July 20, 2011
Lush has opened in Brent Cross, north-west London, but its website is viciously anti-Israel.
Lush’s website says, inter alia, that “the catastrophe facing the Palestinian people is one of the defining global justice issues of our time” and “life for most Palestinians living under the illegal Israeli occupation is at least as bad as that endured by black South Africans in the bad old days of apartheid”.
It gets worse:
“Israel’s siege of Gaza has condemned its 1.5 million inhabitants to levels of poverty more commonly associated with sub-Saharan Africa – a humanitarian disaster with no end in sight.”
Lush’s website is promoting the song Freedom For Palestine in its “Our ethical campaigns” section (a link to the song has suddenly reappeared having been originally removed).
For most of those appearing in the video “Freedom for Palestine” means campaigning for a racist boycott of Israel hoping that Israel will eventually disappear to be replaced by a Palestinian state in toto.
Ironically, some of those in the video have regularly appeared outside Ahava in Covent Garden, another natural cosmetics shop (a competitor to Lush you could say). Due to these noisy and, at times, violent protests Ahava has now been forced to close at the end of September.
The song itself talks of, inter alia, “more than six million (Palestinian) refugees”. This is a convenient number that alludes to the six million Jews gassed in the Holocaust.

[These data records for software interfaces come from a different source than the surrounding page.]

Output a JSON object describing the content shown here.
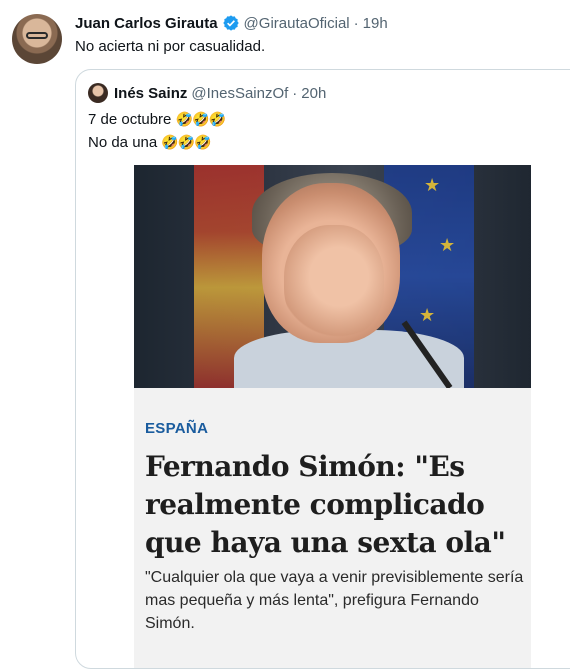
{
  "tweet": {
    "author_name": "Juan Carlos Girauta",
    "handle": "@GirautaOficial",
    "time": "19h",
    "text": "No acierta ni por casualidad."
  },
  "quoted": {
    "author_name": "Inés Sainz",
    "handle": "@InesSainzOf",
    "time": "20h",
    "line1": "7 de octubre",
    "line2": "No da una",
    "emoji": "🤣🤣🤣"
  },
  "article": {
    "kicker": "ESPAÑA",
    "headline": "Fernando Simón: \"Es realmente complicado que haya una sexta ola\"",
    "subhead": "\"Cualquier ola que vaya a venir previsiblemente sería mas pequeña y más lenta\", prefigura Fernando Simón."
  },
  "icons": {
    "verified": "verified-badge-icon"
  },
  "colors": {
    "kicker": "#1a5c9e",
    "verified": "#1d9bf0",
    "secondary_text": "#536471"
  }
}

It is nothing less than an attempt to equate the Palestinian situation with the plight of those six million Jews.
The song also speaks of “racial segregation”.
Yes, there is segregation, but if there wasn’t then Palestinian suicide bombers would be getting into Israeli restaurants and onto Israeli buses on a regular basis in order to blow themselves up and kill as many innocent people as possible.
Is that what Lush supports in its promotion of this crude song?
Potential Lush shoppers should at least be made aware of Lush’s politics.